Retirement Plan Services

Millennials Redefining Retirement

May 14, 2024

Colleagues have friendly conversation during informal meeting, exchange experiences and ideas. Two millennial men and women talk and discuss project while sitting on chairs in bright office.

According to a recent survey by retirement finance company IRALogix Inc., Millennials are changing the way people think about retirement. According to over 50% of Millennials surveyed, obtaining “financial independence” is a more significant indicator of retirement than simply turning 65.

While some Millennials hope to retire at age 65, many see retirement as a stage of greater freedom in their lives rather than a total absence from the workforce.

Based on a study conducted in February, targeting millennials of various household incomes between the ages of 28 and 43, when it comes to retirement plans, 22% of Millennials want to work longer because they “enjoy” their jobs or don’t have enough money saved for retirement, while 47% want to retire as soon as they can afford it. The results show that Millennials have a moderate level of confidence, about 47%, in their ability to save enough money for retirement. However, 29% say they are not confident in their ability to save enough money. More than half of Millennials hold themselves accountable for making sure they have enough money saved for retirement; however, 25% place this on their employers, and 20% think the government should pay for their retirement.

Nearly a quarter of those who think their employers should be responsible for retirement savings want a standard defined benefit plan, in which the company assumes all financial risk and agrees to pay a specified monthly amount upon retirement, with investments handled by experts.
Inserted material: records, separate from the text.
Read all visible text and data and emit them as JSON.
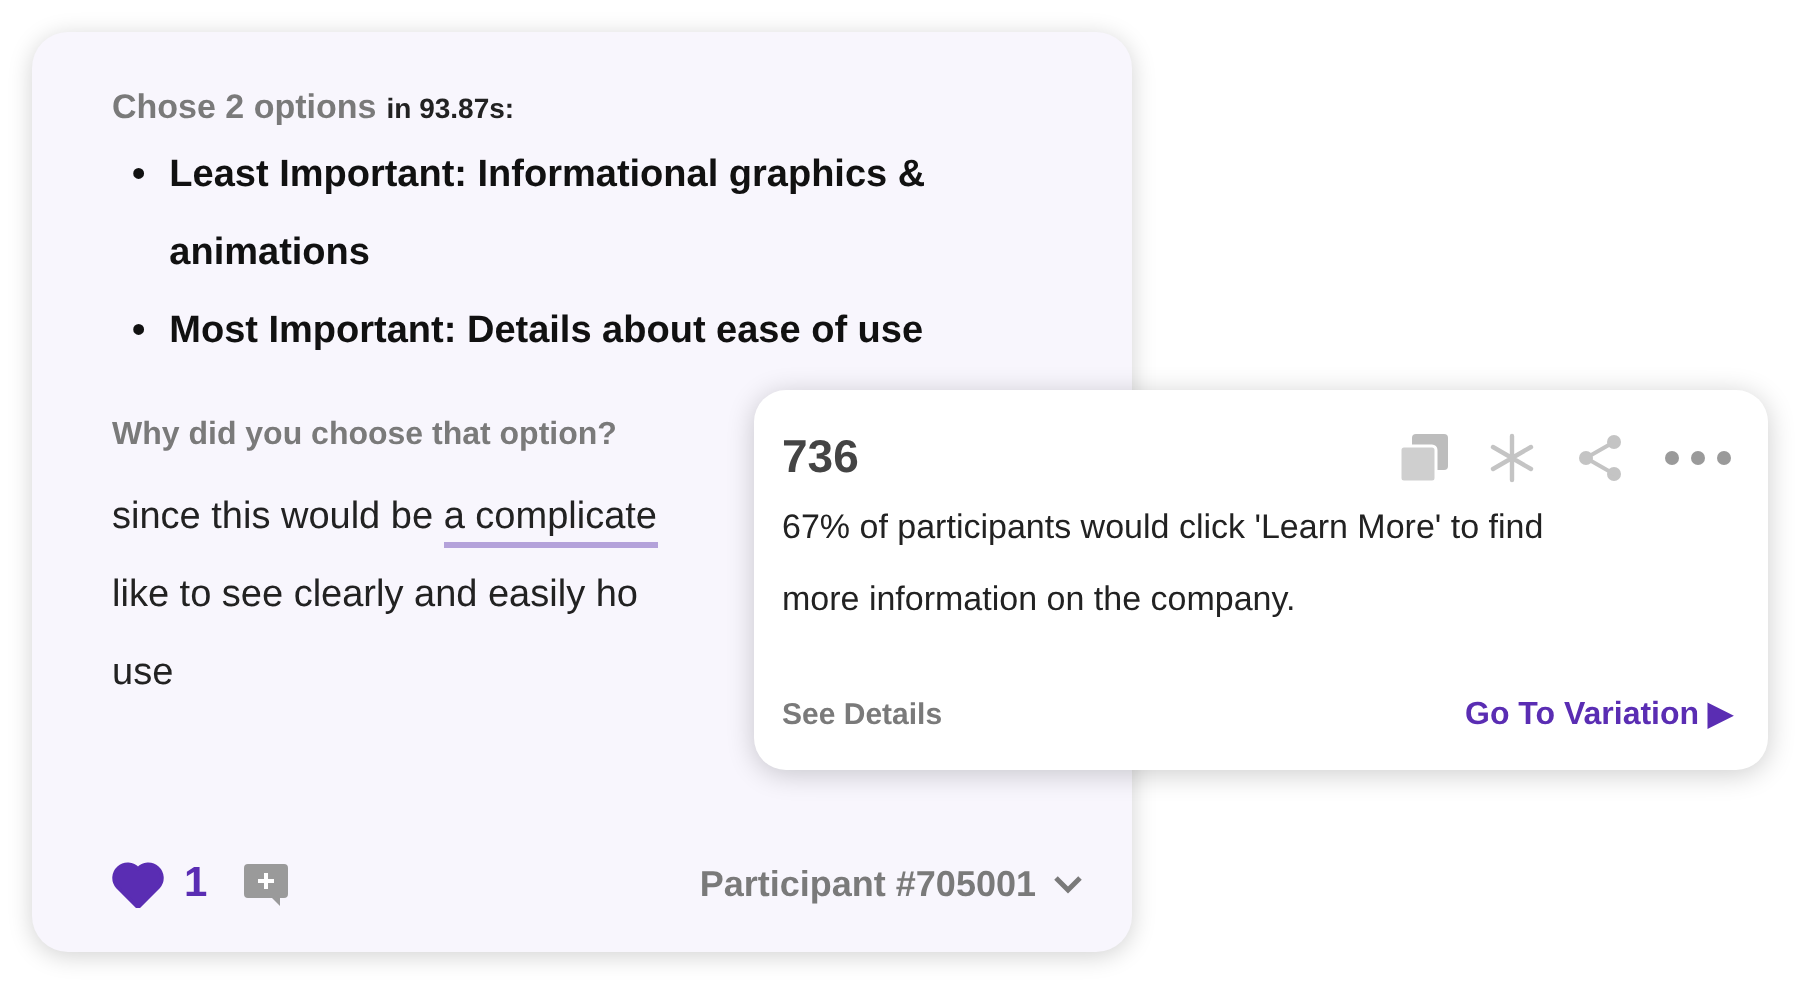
{
  "response_card": {
    "summary": {
      "label": "Chose 2 options",
      "detail": "in 93.87s:"
    },
    "choices": [
      {
        "bullet": "•",
        "text": "Least Important: Informational graphics & animations"
      },
      {
        "bullet": "•",
        "text": "Most Important: Details about ease of use"
      }
    ],
    "question": "Why did you choose that option?",
    "answer_lines": [
      [
        {
          "text": "since this would be ",
          "highlighted": false
        },
        {
          "text": "a complicate",
          "highlighted": true
        }
      ],
      [
        {
          "text": "like to see clearly and easily ho",
          "highlighted": false
        }
      ],
      [
        {
          "text": "use",
          "highlighted": false
        }
      ]
    ],
    "likes": {
      "count": "1",
      "liked": true
    },
    "participant": "Participant #705001"
  },
  "insight_popup": {
    "number": "736",
    "text": "67% of participants would click 'Learn More' to find more information on the company.",
    "details_link": "See Details",
    "variation_link": "Go To Variation ▶"
  }
}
Another recent study done by personal finance company Credit Karma also addresses “money dysmorphia,” a term describing what happens when people, regardless of the circumstances, feel insecure about their financial condition; it’s been used to describe the distorted financial perception that is common among Gen Z and Millennials. Credit Karma reports that 43% of Millennials and Gen Z encounter this issue. It was found that 59% of respondents said they felt financially stable, despite the fact that many admitted to feeling behind. This shows how people’s perceptions of their financial stability are often different from their actual circumstances.

Money dysmorphia has a detrimental effect on financial decisions; 40% of those who experience it have difficulties saving money or avoiding overspending and debt buildup.

In contrast to these financial challenges, Millennials manage their debt well. Most have reasonable debt levels; of those with debt, 55% have debts ranging from $0 to $20,000 (not including mortgages).

When it comes to financial priorities, 62% of Millennials try to strike a balance between long-term goals like retirement savings and short-term ones like buying a house. Additionally, 61% of workers consistently make contributions to employer-sponsored retirement plans, like SEP IRAs, SIMPLE IRAs, 403(b)s, and 401(k)s.